**WORK REQUEST:** As you look over the data below, please find each line where the word "users" appears, then copy it.

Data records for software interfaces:
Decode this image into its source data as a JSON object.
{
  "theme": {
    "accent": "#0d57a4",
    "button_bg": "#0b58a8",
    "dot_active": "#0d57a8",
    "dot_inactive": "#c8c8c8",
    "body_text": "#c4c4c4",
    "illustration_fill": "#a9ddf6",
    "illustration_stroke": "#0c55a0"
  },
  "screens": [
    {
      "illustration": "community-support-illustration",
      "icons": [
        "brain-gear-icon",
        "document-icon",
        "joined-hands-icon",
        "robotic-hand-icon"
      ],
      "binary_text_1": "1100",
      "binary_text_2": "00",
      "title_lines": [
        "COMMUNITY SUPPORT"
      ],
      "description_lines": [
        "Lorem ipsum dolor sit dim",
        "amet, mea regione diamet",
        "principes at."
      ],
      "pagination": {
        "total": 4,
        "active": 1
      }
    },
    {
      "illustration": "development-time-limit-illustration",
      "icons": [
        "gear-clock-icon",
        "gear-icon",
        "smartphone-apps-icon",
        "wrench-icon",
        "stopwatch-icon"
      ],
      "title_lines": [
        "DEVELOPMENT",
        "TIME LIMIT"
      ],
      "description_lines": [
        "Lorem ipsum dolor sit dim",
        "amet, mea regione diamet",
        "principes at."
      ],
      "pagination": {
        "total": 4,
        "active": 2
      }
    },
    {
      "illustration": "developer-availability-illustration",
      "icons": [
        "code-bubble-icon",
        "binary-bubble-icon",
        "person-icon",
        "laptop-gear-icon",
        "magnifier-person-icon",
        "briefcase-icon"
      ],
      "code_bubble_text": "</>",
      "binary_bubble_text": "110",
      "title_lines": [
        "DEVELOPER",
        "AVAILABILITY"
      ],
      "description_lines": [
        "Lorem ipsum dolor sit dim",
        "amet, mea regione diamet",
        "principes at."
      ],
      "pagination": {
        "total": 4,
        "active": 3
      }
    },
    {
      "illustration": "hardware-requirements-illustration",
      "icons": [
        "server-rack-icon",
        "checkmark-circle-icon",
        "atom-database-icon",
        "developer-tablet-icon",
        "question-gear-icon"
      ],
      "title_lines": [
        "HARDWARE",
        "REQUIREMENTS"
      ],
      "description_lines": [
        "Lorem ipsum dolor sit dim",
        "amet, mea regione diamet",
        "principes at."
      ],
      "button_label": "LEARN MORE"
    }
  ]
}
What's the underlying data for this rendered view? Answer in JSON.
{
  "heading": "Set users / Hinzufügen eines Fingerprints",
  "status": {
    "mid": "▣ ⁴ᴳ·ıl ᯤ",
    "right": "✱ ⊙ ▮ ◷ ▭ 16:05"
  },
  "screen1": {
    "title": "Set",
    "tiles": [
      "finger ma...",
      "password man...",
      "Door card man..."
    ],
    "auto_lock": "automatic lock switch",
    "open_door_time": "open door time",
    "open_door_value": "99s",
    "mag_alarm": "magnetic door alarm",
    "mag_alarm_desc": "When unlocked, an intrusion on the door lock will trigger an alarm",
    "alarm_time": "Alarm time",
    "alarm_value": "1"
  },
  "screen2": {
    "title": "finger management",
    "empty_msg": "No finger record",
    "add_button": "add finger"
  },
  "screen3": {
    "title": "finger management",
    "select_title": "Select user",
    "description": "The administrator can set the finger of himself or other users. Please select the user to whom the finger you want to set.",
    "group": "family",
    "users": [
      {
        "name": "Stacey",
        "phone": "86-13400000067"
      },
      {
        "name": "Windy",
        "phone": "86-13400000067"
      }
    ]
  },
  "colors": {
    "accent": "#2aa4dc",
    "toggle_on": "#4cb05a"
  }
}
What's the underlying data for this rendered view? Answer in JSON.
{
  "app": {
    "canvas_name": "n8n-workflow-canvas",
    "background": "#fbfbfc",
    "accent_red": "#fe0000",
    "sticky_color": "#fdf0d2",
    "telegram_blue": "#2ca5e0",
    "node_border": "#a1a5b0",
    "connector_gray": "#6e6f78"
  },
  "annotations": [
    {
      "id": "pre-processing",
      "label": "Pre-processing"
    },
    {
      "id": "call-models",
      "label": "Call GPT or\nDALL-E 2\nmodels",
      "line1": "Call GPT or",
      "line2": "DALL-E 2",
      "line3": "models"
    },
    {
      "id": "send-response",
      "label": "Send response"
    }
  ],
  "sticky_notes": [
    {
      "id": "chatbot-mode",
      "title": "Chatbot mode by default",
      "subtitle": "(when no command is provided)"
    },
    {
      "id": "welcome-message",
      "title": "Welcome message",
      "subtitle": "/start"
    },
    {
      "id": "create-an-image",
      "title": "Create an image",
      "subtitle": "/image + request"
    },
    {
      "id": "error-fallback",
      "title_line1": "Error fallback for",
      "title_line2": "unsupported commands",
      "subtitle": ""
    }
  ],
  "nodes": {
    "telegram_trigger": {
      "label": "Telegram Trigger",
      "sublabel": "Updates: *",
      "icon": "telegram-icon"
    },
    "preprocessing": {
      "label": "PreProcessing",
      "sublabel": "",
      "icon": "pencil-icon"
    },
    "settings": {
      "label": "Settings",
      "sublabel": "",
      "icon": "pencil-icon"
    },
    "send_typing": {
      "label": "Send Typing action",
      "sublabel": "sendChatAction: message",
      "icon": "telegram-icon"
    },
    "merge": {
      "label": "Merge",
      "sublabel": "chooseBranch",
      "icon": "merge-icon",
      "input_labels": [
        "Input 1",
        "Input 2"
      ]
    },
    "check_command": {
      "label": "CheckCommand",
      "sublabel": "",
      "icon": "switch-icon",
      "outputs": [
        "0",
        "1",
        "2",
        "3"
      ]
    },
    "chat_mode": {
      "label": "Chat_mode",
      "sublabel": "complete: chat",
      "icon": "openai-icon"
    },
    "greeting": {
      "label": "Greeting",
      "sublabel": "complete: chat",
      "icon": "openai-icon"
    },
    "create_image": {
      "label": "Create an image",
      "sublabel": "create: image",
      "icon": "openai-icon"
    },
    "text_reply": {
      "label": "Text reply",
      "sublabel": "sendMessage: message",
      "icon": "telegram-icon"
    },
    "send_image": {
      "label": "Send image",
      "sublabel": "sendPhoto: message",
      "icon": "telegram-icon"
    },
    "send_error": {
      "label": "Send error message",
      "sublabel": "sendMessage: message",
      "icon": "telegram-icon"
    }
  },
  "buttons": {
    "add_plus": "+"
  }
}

**FINISHED TASK:**
  "heading": "Set users / Hinzufügen eines Fingerprints",
    "description": "The administrator can set the finger of himself or other users. Please select the user to whom the finger you want to set.",
    "users": [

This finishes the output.